**WORK TO COMPLETE**
Retype exactly the lines from the one holding "Enumerate this screenshot's" through the final line of the data, both included.

**RECORDS TO PROCESS**
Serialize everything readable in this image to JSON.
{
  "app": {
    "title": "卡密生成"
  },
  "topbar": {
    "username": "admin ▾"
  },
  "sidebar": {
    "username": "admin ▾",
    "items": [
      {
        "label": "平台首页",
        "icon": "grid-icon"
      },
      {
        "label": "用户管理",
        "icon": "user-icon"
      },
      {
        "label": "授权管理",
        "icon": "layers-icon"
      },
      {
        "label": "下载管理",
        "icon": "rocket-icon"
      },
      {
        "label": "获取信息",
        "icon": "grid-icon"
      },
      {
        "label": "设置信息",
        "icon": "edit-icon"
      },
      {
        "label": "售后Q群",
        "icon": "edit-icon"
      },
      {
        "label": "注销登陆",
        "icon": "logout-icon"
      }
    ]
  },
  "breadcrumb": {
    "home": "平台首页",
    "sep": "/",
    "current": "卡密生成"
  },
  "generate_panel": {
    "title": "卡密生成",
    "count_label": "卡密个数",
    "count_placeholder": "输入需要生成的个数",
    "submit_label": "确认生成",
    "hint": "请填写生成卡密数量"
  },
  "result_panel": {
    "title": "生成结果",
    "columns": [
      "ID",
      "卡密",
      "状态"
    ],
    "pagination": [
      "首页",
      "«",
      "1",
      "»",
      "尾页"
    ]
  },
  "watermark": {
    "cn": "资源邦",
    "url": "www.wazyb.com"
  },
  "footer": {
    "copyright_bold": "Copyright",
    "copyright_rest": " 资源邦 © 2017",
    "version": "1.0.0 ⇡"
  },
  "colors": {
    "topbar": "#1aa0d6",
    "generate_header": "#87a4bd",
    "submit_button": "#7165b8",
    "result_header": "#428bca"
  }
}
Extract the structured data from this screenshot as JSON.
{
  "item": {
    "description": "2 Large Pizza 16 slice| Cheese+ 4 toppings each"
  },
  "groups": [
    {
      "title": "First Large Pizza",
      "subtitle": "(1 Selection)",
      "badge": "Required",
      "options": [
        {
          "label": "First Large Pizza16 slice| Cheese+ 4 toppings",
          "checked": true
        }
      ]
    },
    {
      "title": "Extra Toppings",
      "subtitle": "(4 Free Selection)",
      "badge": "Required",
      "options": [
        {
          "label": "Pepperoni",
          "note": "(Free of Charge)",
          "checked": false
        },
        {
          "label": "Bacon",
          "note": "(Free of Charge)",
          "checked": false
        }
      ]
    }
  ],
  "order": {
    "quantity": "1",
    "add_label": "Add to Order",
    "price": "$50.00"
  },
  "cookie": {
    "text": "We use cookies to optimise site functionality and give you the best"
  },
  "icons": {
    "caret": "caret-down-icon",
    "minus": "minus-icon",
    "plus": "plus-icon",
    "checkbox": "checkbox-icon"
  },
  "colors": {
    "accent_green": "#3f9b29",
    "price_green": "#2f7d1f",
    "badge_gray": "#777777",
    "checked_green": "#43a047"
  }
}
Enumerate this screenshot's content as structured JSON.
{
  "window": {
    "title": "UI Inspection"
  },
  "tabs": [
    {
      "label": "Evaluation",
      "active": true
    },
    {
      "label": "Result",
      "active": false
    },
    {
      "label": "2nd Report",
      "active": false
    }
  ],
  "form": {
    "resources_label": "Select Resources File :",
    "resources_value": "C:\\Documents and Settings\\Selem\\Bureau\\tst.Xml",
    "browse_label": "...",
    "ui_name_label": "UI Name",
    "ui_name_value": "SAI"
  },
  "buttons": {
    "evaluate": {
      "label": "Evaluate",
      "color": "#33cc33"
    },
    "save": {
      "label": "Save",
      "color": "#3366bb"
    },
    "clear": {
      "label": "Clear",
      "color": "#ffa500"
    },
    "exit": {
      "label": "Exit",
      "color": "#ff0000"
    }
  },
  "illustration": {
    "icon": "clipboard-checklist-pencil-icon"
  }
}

**TASK OUTPUT**
Enumerate this screenshot's content as structured JSON.
{
  "window": {
    "title": "UI Inspection"
  },
  "tabs": [
    {
      "label": "Evaluation",
      "active": true
    },
    {
      "label": "Result",
      "active": false
    },
    {
      "label": "2nd Report",
      "active": false
    }
  ],
  "form": {
    "resources_label": "Select Resources File :",
    "resources_value": "C:\\Documents and Settings\\Selem\\Bureau\\tst.Xml",
    "browse_label": "...",
    "ui_name_label": "UI Name",
    "ui_name_value": "SAI"
  },
  "buttons": {
    "evaluate": {
      "label": "Evaluate",
      "color": "#33cc33"
    },
    "save": {
      "label": "Save",
      "color": "#3366bb"
    },
    "clear": {
      "label": "Clear",
      "color": "#ffa500"
    },
    "exit": {
      "label": "Exit",
      "color": "#ff0000"
    }
  },
  "illustration": {
    "icon": "clipboard-checklist-pencil-icon"
  }
}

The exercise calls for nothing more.